▼

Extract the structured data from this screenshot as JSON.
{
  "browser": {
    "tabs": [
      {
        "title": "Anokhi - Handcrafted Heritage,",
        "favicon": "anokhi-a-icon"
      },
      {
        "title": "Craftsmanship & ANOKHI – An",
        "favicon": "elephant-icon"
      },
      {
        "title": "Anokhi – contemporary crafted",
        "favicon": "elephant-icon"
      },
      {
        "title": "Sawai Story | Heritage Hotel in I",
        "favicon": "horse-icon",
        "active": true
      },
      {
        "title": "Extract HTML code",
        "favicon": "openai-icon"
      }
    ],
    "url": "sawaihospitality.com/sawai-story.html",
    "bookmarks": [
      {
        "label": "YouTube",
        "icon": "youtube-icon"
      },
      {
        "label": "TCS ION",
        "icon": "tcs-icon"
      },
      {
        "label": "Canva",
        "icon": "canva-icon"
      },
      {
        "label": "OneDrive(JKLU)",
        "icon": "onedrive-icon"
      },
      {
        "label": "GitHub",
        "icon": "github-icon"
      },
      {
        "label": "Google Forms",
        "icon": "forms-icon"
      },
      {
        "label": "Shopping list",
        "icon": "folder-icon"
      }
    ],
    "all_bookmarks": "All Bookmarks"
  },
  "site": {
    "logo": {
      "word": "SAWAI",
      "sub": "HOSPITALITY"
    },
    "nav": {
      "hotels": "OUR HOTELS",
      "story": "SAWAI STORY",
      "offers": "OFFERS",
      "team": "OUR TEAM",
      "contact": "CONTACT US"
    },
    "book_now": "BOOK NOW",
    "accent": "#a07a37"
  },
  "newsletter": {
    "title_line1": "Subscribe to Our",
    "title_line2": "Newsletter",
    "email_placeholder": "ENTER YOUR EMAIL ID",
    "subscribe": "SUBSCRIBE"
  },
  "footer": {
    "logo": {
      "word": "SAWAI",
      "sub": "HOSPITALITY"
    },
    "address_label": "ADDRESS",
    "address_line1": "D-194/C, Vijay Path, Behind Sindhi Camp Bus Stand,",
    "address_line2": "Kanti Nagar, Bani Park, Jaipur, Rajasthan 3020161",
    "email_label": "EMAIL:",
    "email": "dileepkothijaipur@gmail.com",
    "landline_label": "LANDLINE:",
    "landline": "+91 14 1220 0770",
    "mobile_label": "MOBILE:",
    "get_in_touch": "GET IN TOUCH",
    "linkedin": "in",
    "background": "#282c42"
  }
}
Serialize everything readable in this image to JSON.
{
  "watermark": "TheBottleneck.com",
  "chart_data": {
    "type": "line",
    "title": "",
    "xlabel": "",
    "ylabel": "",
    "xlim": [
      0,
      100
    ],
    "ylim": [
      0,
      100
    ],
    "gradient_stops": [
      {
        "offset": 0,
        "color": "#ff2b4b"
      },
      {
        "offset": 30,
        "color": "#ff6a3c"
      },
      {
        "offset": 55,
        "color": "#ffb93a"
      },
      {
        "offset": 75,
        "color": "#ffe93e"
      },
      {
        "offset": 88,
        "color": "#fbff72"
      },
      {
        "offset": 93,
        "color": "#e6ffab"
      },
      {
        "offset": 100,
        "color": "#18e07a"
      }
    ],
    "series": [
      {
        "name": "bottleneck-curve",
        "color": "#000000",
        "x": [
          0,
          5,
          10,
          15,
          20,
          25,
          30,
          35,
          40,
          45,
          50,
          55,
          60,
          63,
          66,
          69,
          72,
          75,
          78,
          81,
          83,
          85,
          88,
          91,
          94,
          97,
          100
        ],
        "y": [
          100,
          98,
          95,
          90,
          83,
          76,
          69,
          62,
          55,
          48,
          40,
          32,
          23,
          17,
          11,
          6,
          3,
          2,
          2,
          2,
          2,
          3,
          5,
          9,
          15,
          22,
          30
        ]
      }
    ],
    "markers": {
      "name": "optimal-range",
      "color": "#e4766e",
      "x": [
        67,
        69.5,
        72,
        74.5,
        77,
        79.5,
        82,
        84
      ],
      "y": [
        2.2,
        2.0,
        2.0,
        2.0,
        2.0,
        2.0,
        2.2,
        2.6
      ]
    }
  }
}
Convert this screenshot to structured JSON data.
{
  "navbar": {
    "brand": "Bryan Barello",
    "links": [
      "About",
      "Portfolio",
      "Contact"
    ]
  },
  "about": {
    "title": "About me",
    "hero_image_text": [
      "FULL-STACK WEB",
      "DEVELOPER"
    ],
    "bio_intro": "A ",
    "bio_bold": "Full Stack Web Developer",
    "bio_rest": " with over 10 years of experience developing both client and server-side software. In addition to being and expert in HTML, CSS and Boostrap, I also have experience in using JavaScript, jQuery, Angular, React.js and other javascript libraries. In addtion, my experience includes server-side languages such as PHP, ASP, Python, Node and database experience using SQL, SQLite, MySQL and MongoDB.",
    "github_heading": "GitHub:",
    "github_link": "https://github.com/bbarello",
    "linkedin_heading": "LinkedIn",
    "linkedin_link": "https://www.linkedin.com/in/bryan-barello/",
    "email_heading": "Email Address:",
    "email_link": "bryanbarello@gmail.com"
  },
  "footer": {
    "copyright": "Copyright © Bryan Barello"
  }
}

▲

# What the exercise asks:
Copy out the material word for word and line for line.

# Answer box:
Extract the structured data from this screenshot as JSON.
{
  "browser": {
    "tabs": [
      {
        "title": "Anokhi - Handcrafted Heritage,",
        "favicon": "anokhi-a-icon"
      },
      {
        "title": "Craftsmanship & ANOKHI – An",
        "favicon": "elephant-icon"
      },
      {
        "title": "Anokhi – contemporary crafted",
        "favicon": "elephant-icon"
      },
      {
        "title": "Sawai Story | Heritage Hotel in I",
        "favicon": "horse-icon",
        "active": true
      },
      {
        "title": "Extract HTML code",
        "favicon": "openai-icon"
      }
    ],
    "url": "sawaihospitality.com/sawai-story.html",
    "bookmarks": [
      {
        "label": "YouTube",
        "icon": "youtube-icon"
      },
      {
        "label": "TCS ION",
        "icon": "tcs-icon"
      },
      {
        "label": "Canva",
        "icon": "canva-icon"
      },
      {
        "label": "OneDrive(JKLU)",
        "icon": "onedrive-icon"
      },
      {
        "label": "GitHub",
        "icon": "github-icon"
      },
      {
        "label": "Google Forms",
        "icon": "forms-icon"
      },
      {
        "label": "Shopping list",
        "icon": "folder-icon"
      }
    ],
    "all_bookmarks": "All Bookmarks"
  },
  "site": {
    "logo": {
      "word": "SAWAI",
      "sub": "HOSPITALITY"
    },
    "nav": {
      "hotels": "OUR HOTELS",
      "story": "SAWAI STORY",
      "offers": "OFFERS",
      "team": "OUR TEAM",
      "contact": "CONTACT US"
    },
    "book_now": "BOOK NOW",
    "accent": "#a07a37"
  },
  "newsletter": {
    "title_line1": "Subscribe to Our",
    "title_line2": "Newsletter",
    "email_placeholder": "ENTER YOUR EMAIL ID",
    "subscribe": "SUBSCRIBE"
  },
  "footer": {
    "logo": {
      "word": "SAWAI",
      "sub": "HOSPITALITY"
    },
    "address_label": "ADDRESS",
    "address_line1": "D-194/C, Vijay Path, Behind Sindhi Camp Bus Stand,",
    "address_line2": "Kanti Nagar, Bani Park, Jaipur, Rajasthan 3020161",
    "email_label": "EMAIL:",
    "email": "dileepkothijaipur@gmail.com",
    "landline_label": "LANDLINE:",
    "landline": "+91 14 1220 0770",
    "mobile_label": "MOBILE:",
    "get_in_touch": "GET IN TOUCH",
    "linkedin": "in",
    "background": "#282c42"
  }
}
Serialize everything readable in this image to JSON.
{
  "watermark": "TheBottleneck.com",
  "chart_data": {
    "type": "line",
    "title": "",
    "xlabel": "",
    "ylabel": "",
    "xlim": [
      0,
      100
    ],
    "ylim": [
      0,
      100
    ],
    "gradient_stops": [
      {
        "offset": 0,
        "color": "#ff2b4b"
      },
      {
        "offset": 30,
        "color": "#ff6a3c"
      },
      {
        "offset": 55,
        "color": "#ffb93a"
      },
      {
        "offset": 75,
        "color": "#ffe93e"
      },
      {
        "offset": 88,
        "color": "#fbff72"
      },
      {
        "offset": 93,
        "color": "#e6ffab"
      },
      {
        "offset": 100,
        "color": "#18e07a"
      }
    ],
    "series": [
      {
        "name": "bottleneck-curve",
        "color": "#000000",
        "x": [
          0,
          5,
          10,
          15,
          20,
          25,
          30,
          35,
          40,
          45,
          50,
          55,
          60,
          63,
          66,
          69,
          72,
          75,
          78,
          81,
          83,
          85,
          88,
          91,
          94,
          97,
          100
        ],
        "y": [
          100,
          98,
          95,
          90,
          83,
          76,
          69,
          62,
          55,
          48,
          40,
          32,
          23,
          17,
          11,
          6,
          3,
          2,
          2,
          2,
          2,
          3,
          5,
          9,
          15,
          22,
          30
        ]
      }
    ],
    "markers": {
      "name": "optimal-range",
      "color": "#e4766e",
      "x": [
        67,
        69.5,
        72,
        74.5,
        77,
        79.5,
        82,
        84
      ],
      "y": [
        2.2,
        2.0,
        2.0,
        2.0,
        2.0,
        2.0,
        2.2,
        2.6
      ]
    }
  }
}
Convert this screenshot to structured JSON data.
{
  "navbar": {
    "brand": "Bryan Barello",
    "links": [
      "About",
      "Portfolio",
      "Contact"
    ]
  },
  "about": {
    "title": "About me",
    "hero_image_text": [
      "FULL-STACK WEB",
      "DEVELOPER"
    ],
    "bio_intro": "A ",
    "bio_bold": "Full Stack Web Developer",
    "bio_rest": " with over 10 years of experience developing both client and server-side software. In addition to being and expert in HTML, CSS and Boostrap, I also have experience in using JavaScript, jQuery, Angular, React.js and other javascript libraries. In addtion, my experience includes server-side languages such as PHP, ASP, Python, Node and database experience using SQL, SQLite, MySQL and MongoDB.",
    "github_heading": "GitHub:",
    "github_link": "https://github.com/bbarello",
    "linkedin_heading": "LinkedIn",
    "linkedin_link": "https://www.linkedin.com/in/bryan-barello/",
    "email_heading": "Email Address:",
    "email_link": "bryanbarello@gmail.com"
  },
  "footer": {
    "copyright": "Copyright © Bryan Barello"
  }
}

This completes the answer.